::: Data to process
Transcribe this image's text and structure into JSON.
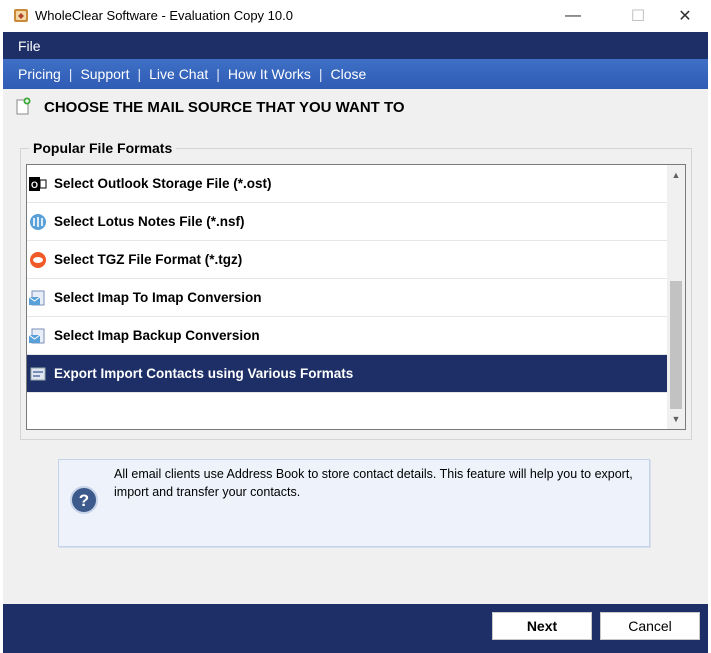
{
  "window": {
    "title": "WholeClear Software - Evaluation Copy 10.0",
    "minimize_glyph": "—",
    "maximize_glyph": "☐",
    "close_glyph": "✕"
  },
  "menu": {
    "file_label": "File"
  },
  "nav": {
    "links": [
      "Pricing",
      "Support",
      "Live Chat",
      "How It Works",
      "Close"
    ],
    "separator": "|"
  },
  "heading": "CHOOSE THE MAIL SOURCE THAT YOU WANT TO",
  "group": {
    "legend": "Popular File Formats",
    "items": [
      {
        "label": "Select Outlook Storage File (*.ost)",
        "icon": "outlook-icon"
      },
      {
        "label": "Select Lotus Notes File (*.nsf)",
        "icon": "lotus-notes-icon"
      },
      {
        "label": "Select TGZ File Format (*.tgz)",
        "icon": "tgz-icon"
      },
      {
        "label": "Select Imap To Imap Conversion",
        "icon": "imap-icon"
      },
      {
        "label": "Select Imap Backup Conversion",
        "icon": "imap-backup-icon"
      },
      {
        "label": "Export Import Contacts using Various Formats",
        "icon": "contacts-icon",
        "selected": true
      }
    ]
  },
  "info": {
    "text": "All email clients use Address Book to store contact details. This feature will help you to export, import and transfer your contacts.",
    "icon": "help-icon"
  },
  "footer": {
    "next_label": "Next",
    "cancel_label": "Cancel"
  },
  "colors": {
    "menubar": "#1d2f66",
    "navbar": "#3f6fc6",
    "selection": "#1d2f66",
    "info_bg": "#eef3fb"
  }
}
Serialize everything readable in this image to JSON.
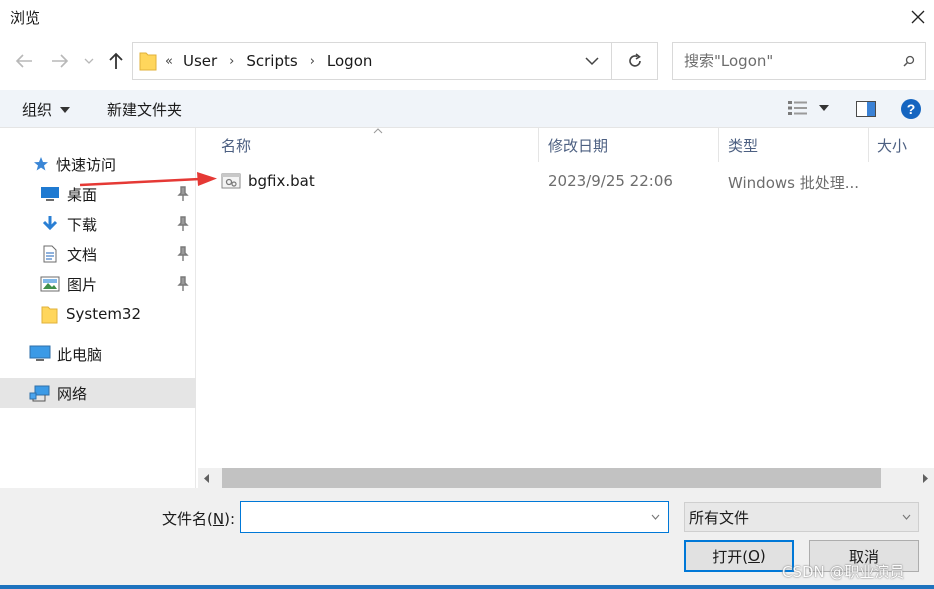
{
  "window": {
    "title": "浏览"
  },
  "address": {
    "crumbs": [
      "User",
      "Scripts",
      "Logon"
    ]
  },
  "search": {
    "placeholder": "搜索\"Logon\""
  },
  "toolbar": {
    "organize_label": "组织",
    "new_folder_label": "新建文件夹"
  },
  "sidebar": {
    "items": [
      {
        "label": "快速访问",
        "icon": "star-icon"
      },
      {
        "label": "桌面",
        "icon": "desktop-icon",
        "pinned": true
      },
      {
        "label": "下载",
        "icon": "download-icon",
        "pinned": true
      },
      {
        "label": "文档",
        "icon": "document-icon",
        "pinned": true
      },
      {
        "label": "图片",
        "icon": "picture-icon",
        "pinned": true
      },
      {
        "label": "System32",
        "icon": "folder-icon"
      },
      {
        "label": "此电脑",
        "icon": "computer-icon"
      },
      {
        "label": "网络",
        "icon": "network-icon",
        "selected": true
      }
    ]
  },
  "columns": {
    "name": "名称",
    "modified": "修改日期",
    "type": "类型",
    "size": "大小"
  },
  "files": [
    {
      "name": "bgfix.bat",
      "modified": "2023/9/25 22:06",
      "type": "Windows 批处理..."
    }
  ],
  "bottom": {
    "filename_label": "文件名(",
    "filename_accel": "N",
    "filename_label_end": "):",
    "filename_value": "",
    "filetype_value": "所有文件",
    "open_label": "打开(",
    "open_accel": "O",
    "open_label_end": ")",
    "cancel_label": "取消"
  },
  "watermark": "CSDN @职业演员",
  "colors": {
    "accent": "#0078d7",
    "selected_bg": "#e5e5e5",
    "arrow": "#e53935",
    "help": "#1565c0"
  }
}
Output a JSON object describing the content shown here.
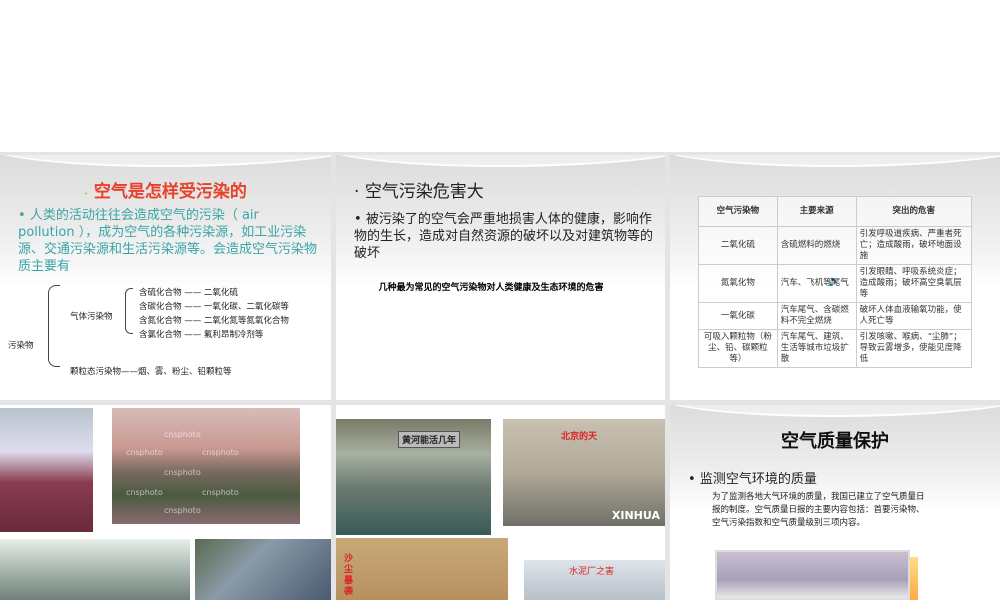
{
  "slides": [
    {
      "title": "空气是怎样受污染的",
      "body": "人类的活动往往会造成空气的污染（ air pollution ），成为空气的各种污染源，如工业污染源、交通污染源和生活污染源等。会造成空气污染物质主要有",
      "tree": {
        "root": "污染物",
        "gas": "气体污染物",
        "gas_items": [
          "含硫化合物 —— 二氧化硫",
          "含碳化合物 —— 一氧化碳、二氧化碳等",
          "含氮化合物 —— 二氧化氮等氮氧化合物",
          "含氯化合物 —— 氟利昂制冷剂等"
        ],
        "particle": "颗粒态污染物——烟、雾、粉尘、铅颗粒等"
      }
    },
    {
      "title": "空气污染危害大",
      "body": "被污染了的空气会严重地损害人体的健康，影响作物的生长，造成对自然资源的破坏以及对建筑物等的破坏",
      "caption": "几种最为常见的空气污染物对人类健康及生态环境的危害"
    },
    {
      "table": {
        "headers": [
          "空气污染物",
          "主要来源",
          "突出的危害"
        ],
        "rows": [
          [
            "二氧化硫",
            "含硫燃料的燃烧",
            "引发呼吸道疾病、严重者死亡；造成酸雨，破坏地面设施"
          ],
          [
            "氮氧化物",
            "汽车、飞机等尾气",
            "引发眼睛、呼吸系统炎症；造成酸雨；破坏高空臭氧层等"
          ],
          [
            "一氧化碳",
            "汽车尾气、含碳燃料不完全燃烧",
            "破坏人体血液输氧功能，使人死亡等"
          ],
          [
            "可吸入颗粒物（粉尘、铅、碳颗粒等）",
            "汽车尾气、建筑、生活等城市垃圾扩散",
            "引发咳嗽、喉病、“尘肺”；导致云雾增多，使能见度降低"
          ]
        ]
      }
    },
    {
      "watermark": "cnsphoto"
    },
    {
      "labels": [
        "黄河能活几年",
        "北京的天",
        "XINHUA",
        "沙尘暴袭",
        "水泥厂之害"
      ]
    },
    {
      "title": "空气质量保护",
      "bullet": "监测空气环境的质量",
      "body": "为了监测各地大气环境的质量，我国已建立了空气质量日报的制度。空气质量日报的主要内容包括：首要污染物、空气污染指数和空气质量级别三项内容。"
    }
  ]
}
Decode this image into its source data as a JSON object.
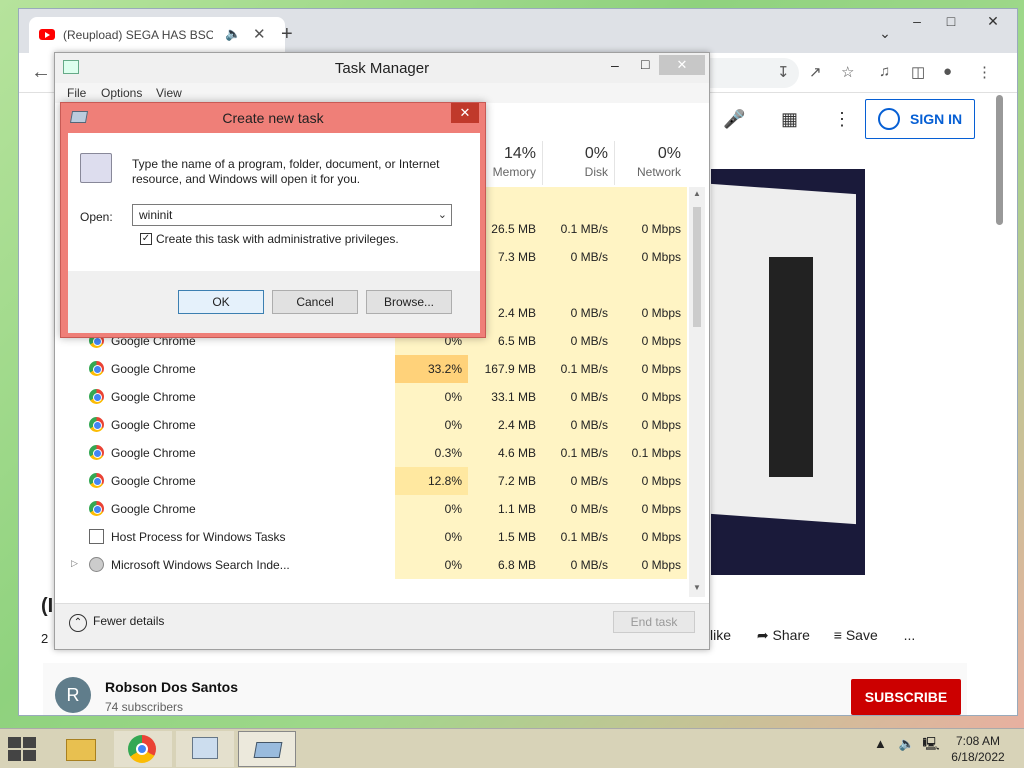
{
  "browser": {
    "tab_title": "(Reupload) SEGA HAS BSOD",
    "new_tab_symbol": "+",
    "window_controls": [
      "–",
      "□",
      "✕"
    ],
    "dropdown_symbol": "⌄"
  },
  "youtube": {
    "sign_in": "SIGN IN",
    "title_fragment": "(I",
    "views_fragment": "2",
    "actions": {
      "dislike": "slike",
      "share": "Share",
      "save": "Save",
      "more": "..."
    },
    "channel": {
      "avatar_letter": "R",
      "name": "Robson Dos Santos",
      "subscribers": "74 subscribers"
    },
    "subscribe": "SUBSCRIBE"
  },
  "task_manager": {
    "title": "Task Manager",
    "menu": [
      "File",
      "Options",
      "View"
    ],
    "columns": [
      {
        "pct": "14%",
        "label": "Memory"
      },
      {
        "pct": "0%",
        "label": "Disk"
      },
      {
        "pct": "0%",
        "label": "Network"
      }
    ],
    "partial_rows": [
      {
        "cpu": "",
        "mem": "",
        "disk": "",
        "net": ""
      },
      {
        "cpu": "",
        "mem": "26.5 MB",
        "disk": "0.1 MB/s",
        "net": "0 Mbps"
      },
      {
        "cpu": "",
        "mem": "7.3 MB",
        "disk": "0 MB/s",
        "net": "0 Mbps"
      },
      {
        "cpu": "",
        "mem": "",
        "disk": "",
        "net": ""
      },
      {
        "cpu": "",
        "mem": "2.4 MB",
        "disk": "0 MB/s",
        "net": "0 Mbps"
      }
    ],
    "rows": [
      {
        "name": "Google Chrome",
        "icon": "chrome-icon",
        "cpu": "0%",
        "mem": "6.5 MB",
        "disk": "0 MB/s",
        "net": "0 Mbps"
      },
      {
        "name": "Google Chrome",
        "icon": "chrome-icon",
        "cpu": "33.2%",
        "mem": "167.9 MB",
        "disk": "0.1 MB/s",
        "net": "0 Mbps"
      },
      {
        "name": "Google Chrome",
        "icon": "chrome-icon",
        "cpu": "0%",
        "mem": "33.1 MB",
        "disk": "0 MB/s",
        "net": "0 Mbps"
      },
      {
        "name": "Google Chrome",
        "icon": "chrome-icon",
        "cpu": "0%",
        "mem": "2.4 MB",
        "disk": "0 MB/s",
        "net": "0 Mbps"
      },
      {
        "name": "Google Chrome",
        "icon": "chrome-icon",
        "cpu": "0.3%",
        "mem": "4.6 MB",
        "disk": "0.1 MB/s",
        "net": "0.1 Mbps"
      },
      {
        "name": "Google Chrome",
        "icon": "chrome-icon",
        "cpu": "12.8%",
        "mem": "7.2 MB",
        "disk": "0 MB/s",
        "net": "0 Mbps"
      },
      {
        "name": "Google Chrome",
        "icon": "chrome-icon",
        "cpu": "0%",
        "mem": "1.1 MB",
        "disk": "0 MB/s",
        "net": "0 Mbps"
      },
      {
        "name": "Host Process for Windows Tasks",
        "icon": "host-process-icon",
        "cpu": "0%",
        "mem": "1.5 MB",
        "disk": "0.1 MB/s",
        "net": "0 Mbps"
      },
      {
        "name": "Microsoft Windows Search Inde...",
        "icon": "search-indexer-icon",
        "cpu": "0%",
        "mem": "6.8 MB",
        "disk": "0 MB/s",
        "net": "0 Mbps",
        "expandable": true
      }
    ],
    "fewer_details": "Fewer details",
    "end_task": "End task",
    "colors": {
      "heat_low": "#fff4c4",
      "heat_mid": "#ffe8a0",
      "heat_high": "#ffd27a"
    }
  },
  "dialog": {
    "title": "Create new task",
    "description": "Type the name of a program, folder, document, or Internet resource, and Windows will open it for you.",
    "open_label": "Open:",
    "open_value": "wininit",
    "admin_label": "Create this task with administrative privileges.",
    "admin_checked": true,
    "ok": "OK",
    "cancel": "Cancel",
    "browse": "Browse..."
  },
  "taskbar": {
    "time": "7:08 AM",
    "date": "6/18/2022"
  }
}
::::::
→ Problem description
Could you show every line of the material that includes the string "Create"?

→ Answer area
    "title": "Create new task",
    "admin_label": "Create this task with administrative privileges.",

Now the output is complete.